▶ **Exercise goal**
Look through the data and write out every line with the word "appearance" in it.

═══ Data provided

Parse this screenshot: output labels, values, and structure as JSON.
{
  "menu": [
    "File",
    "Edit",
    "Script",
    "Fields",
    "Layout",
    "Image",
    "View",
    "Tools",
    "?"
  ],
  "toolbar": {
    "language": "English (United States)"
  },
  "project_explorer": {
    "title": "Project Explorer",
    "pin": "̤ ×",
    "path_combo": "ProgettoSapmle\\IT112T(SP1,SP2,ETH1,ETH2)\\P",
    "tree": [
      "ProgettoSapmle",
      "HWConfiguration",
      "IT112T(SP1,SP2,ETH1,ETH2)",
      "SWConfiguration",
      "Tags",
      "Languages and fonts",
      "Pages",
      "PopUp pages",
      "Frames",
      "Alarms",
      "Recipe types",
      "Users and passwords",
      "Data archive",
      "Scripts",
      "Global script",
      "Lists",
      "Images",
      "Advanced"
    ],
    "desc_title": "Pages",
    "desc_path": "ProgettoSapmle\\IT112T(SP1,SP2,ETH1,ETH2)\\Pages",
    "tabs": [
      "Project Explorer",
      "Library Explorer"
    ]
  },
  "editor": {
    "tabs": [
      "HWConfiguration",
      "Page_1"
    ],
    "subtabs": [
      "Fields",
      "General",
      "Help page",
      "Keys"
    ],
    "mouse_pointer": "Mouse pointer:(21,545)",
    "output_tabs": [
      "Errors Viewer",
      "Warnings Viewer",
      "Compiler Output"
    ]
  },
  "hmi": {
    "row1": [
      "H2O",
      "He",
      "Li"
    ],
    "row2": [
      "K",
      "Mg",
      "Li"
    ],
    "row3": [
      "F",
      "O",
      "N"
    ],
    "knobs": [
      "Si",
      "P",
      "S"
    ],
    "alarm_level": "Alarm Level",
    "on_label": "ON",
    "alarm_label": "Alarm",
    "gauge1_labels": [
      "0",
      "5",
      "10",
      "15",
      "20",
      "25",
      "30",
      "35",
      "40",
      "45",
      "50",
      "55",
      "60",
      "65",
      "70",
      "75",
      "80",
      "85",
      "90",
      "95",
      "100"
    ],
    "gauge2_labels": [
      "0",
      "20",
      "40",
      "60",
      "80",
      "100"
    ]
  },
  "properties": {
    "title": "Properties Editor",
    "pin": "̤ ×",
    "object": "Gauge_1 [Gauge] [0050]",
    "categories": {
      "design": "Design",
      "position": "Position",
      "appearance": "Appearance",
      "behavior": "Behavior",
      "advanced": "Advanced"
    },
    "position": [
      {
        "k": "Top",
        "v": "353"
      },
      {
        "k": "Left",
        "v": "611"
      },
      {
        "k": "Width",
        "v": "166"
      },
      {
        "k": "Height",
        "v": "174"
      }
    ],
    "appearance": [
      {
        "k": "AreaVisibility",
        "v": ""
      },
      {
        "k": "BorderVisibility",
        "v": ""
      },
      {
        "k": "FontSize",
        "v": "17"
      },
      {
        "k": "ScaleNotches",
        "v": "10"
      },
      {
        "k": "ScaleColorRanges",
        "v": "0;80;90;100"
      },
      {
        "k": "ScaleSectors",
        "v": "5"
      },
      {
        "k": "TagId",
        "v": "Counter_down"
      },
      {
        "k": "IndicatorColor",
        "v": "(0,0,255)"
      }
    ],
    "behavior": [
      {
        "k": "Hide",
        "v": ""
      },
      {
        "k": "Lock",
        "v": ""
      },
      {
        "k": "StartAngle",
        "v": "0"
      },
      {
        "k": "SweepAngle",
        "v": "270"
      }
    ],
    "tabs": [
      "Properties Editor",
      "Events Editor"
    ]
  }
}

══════

▶ **Solution for this task**
      "appearance": "Appearance",
    "appearance": [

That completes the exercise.